INSTRUCTIONS TO FOLLOW: Across all the entries below, how many lines mention the string "JSON"? Respond with a single number.

Stored dataset items
┌──
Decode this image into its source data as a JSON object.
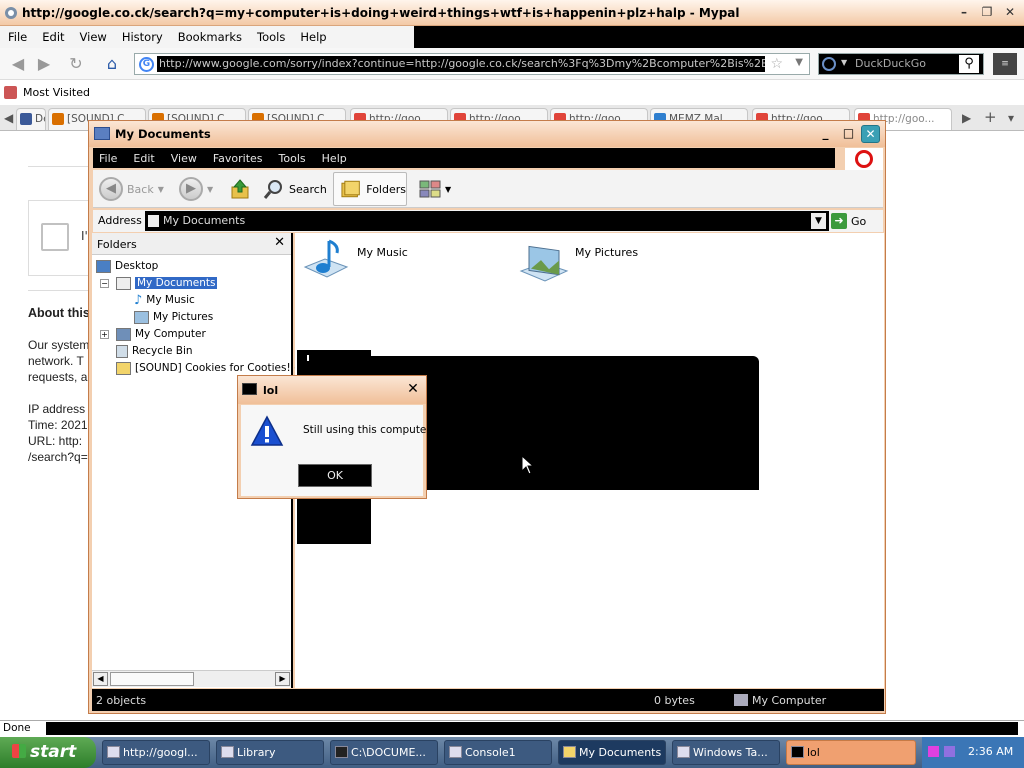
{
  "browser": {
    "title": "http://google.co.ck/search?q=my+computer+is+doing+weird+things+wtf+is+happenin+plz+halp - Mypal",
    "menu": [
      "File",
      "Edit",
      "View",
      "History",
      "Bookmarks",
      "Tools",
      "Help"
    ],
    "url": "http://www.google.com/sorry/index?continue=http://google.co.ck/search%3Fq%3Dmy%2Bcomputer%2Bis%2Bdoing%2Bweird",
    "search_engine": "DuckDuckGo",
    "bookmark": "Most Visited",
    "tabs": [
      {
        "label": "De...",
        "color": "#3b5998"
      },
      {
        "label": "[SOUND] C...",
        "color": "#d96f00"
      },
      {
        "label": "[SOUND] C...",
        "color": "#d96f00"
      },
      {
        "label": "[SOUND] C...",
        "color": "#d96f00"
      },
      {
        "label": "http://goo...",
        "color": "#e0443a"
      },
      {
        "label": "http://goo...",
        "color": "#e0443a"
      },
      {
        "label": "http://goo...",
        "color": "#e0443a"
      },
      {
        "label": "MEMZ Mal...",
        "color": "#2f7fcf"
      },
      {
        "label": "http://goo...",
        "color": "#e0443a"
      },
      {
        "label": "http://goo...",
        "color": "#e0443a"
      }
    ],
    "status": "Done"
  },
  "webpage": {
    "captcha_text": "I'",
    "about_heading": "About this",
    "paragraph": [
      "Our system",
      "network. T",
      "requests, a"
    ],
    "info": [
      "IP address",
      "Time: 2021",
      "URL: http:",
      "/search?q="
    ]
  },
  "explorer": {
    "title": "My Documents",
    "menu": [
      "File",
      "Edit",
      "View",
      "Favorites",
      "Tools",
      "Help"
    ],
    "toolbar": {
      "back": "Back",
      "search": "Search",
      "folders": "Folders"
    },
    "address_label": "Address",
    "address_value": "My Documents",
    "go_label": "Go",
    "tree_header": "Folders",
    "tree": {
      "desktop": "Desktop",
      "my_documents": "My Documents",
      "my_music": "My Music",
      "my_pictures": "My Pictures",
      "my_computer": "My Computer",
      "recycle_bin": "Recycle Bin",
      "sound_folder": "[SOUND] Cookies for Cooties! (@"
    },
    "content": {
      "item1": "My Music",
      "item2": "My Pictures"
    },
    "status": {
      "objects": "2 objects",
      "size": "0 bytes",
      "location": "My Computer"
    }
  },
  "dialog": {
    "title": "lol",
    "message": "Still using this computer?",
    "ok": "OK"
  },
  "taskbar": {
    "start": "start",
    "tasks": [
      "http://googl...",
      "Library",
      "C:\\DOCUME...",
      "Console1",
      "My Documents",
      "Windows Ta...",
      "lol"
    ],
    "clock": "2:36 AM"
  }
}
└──
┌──
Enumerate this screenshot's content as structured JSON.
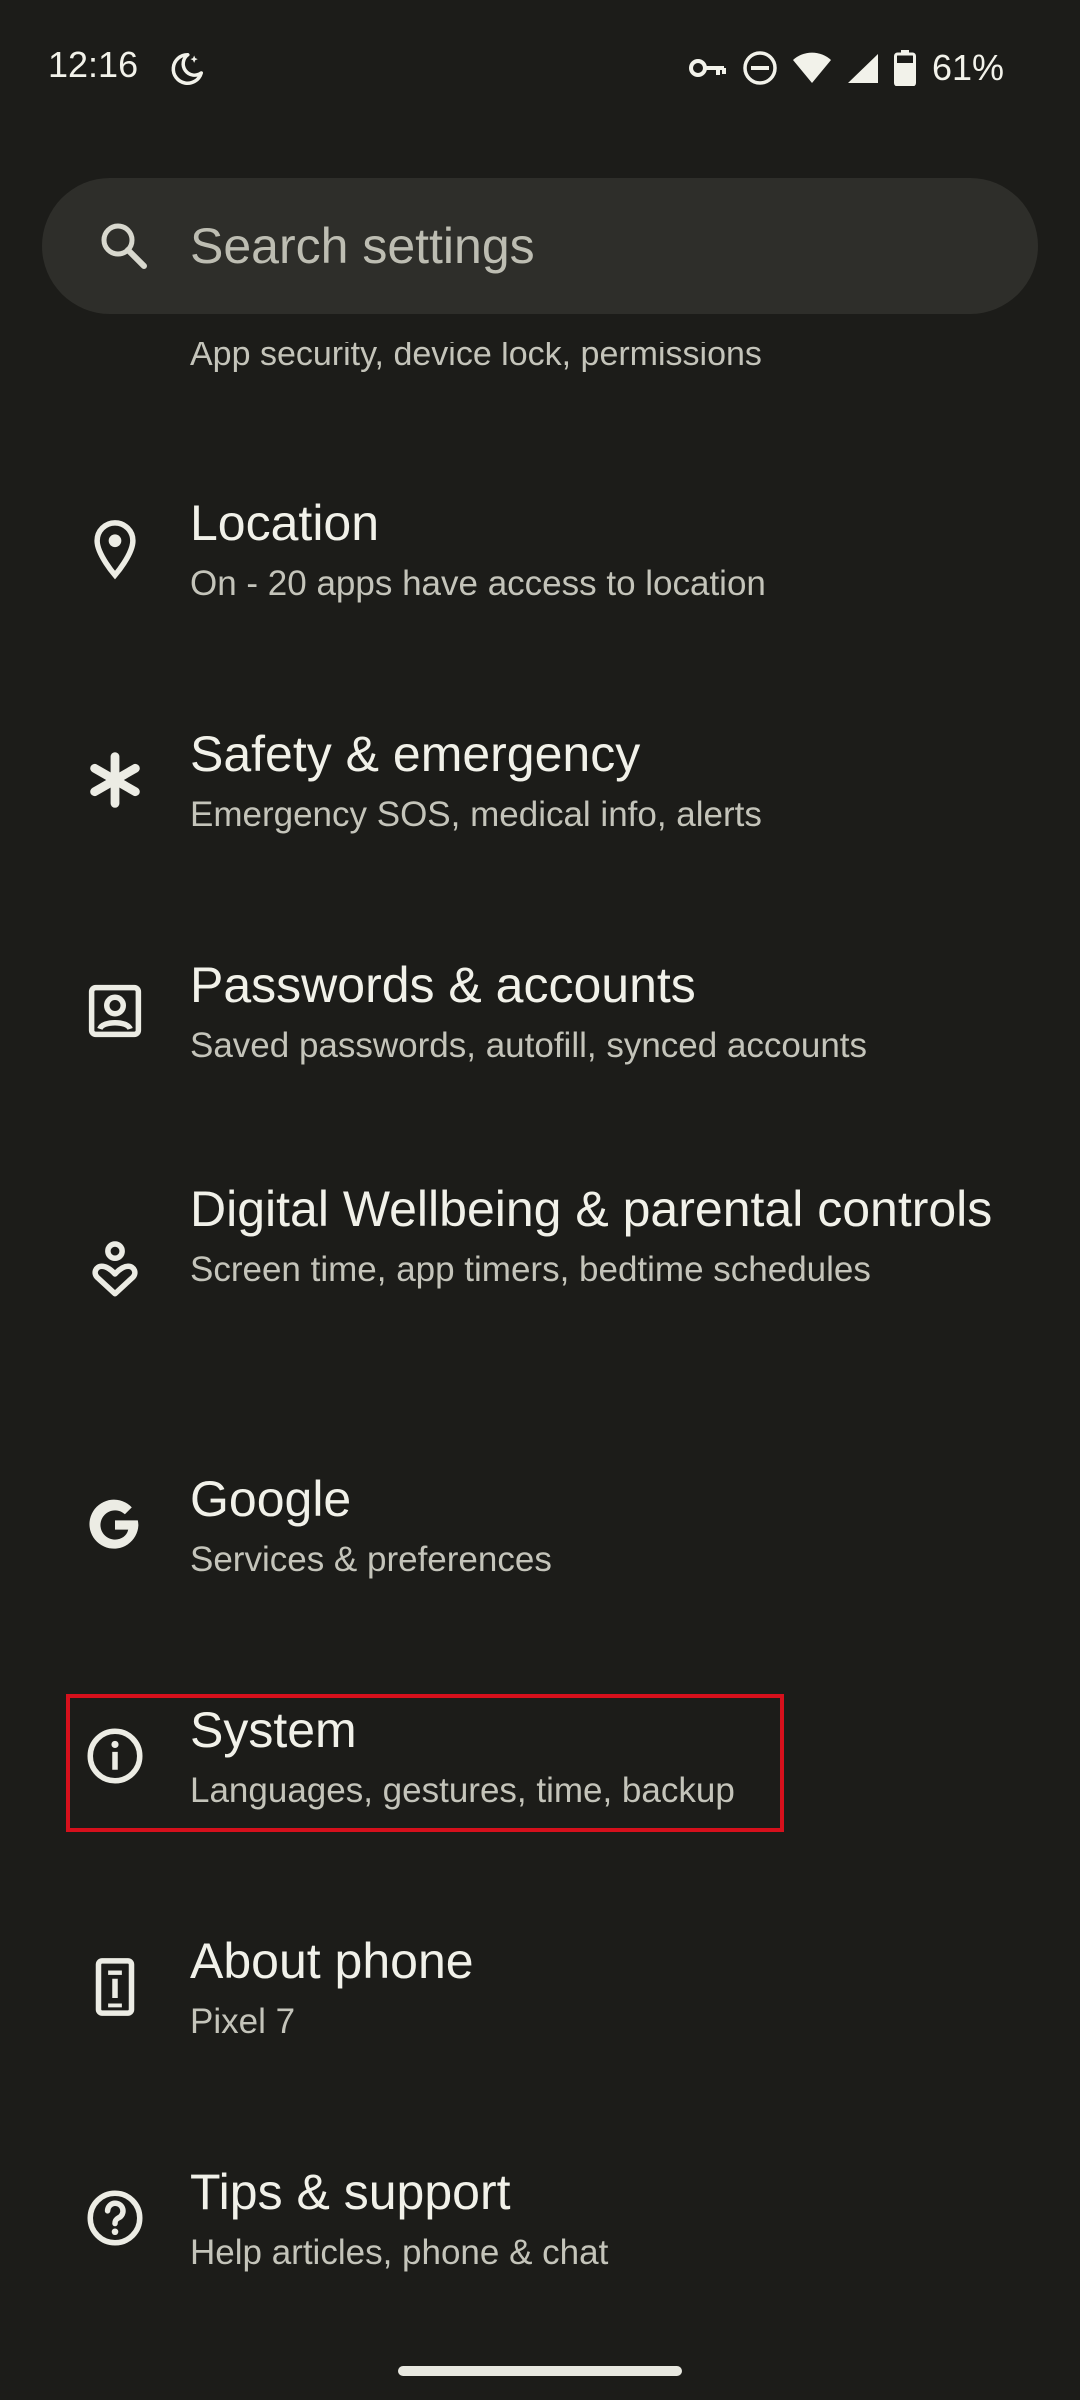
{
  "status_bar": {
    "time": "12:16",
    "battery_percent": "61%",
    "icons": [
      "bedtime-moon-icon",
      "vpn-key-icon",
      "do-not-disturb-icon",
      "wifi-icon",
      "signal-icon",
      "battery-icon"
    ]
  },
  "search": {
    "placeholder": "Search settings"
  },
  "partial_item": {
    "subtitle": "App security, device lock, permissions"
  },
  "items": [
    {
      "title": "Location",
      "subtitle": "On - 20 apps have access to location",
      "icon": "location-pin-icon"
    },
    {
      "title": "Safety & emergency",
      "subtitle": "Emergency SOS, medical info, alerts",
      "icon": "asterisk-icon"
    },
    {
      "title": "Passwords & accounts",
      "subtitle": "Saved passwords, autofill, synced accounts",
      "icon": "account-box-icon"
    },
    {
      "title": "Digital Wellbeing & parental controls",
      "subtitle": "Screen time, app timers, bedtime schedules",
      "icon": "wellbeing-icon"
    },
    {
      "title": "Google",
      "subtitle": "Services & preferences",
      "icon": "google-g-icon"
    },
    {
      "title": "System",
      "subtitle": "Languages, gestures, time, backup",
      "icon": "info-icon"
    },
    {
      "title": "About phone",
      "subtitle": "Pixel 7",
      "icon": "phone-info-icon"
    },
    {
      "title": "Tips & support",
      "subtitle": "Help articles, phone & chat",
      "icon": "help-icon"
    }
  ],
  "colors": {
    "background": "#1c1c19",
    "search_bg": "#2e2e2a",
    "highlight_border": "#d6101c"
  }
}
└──
YOUR RESPONSE: 2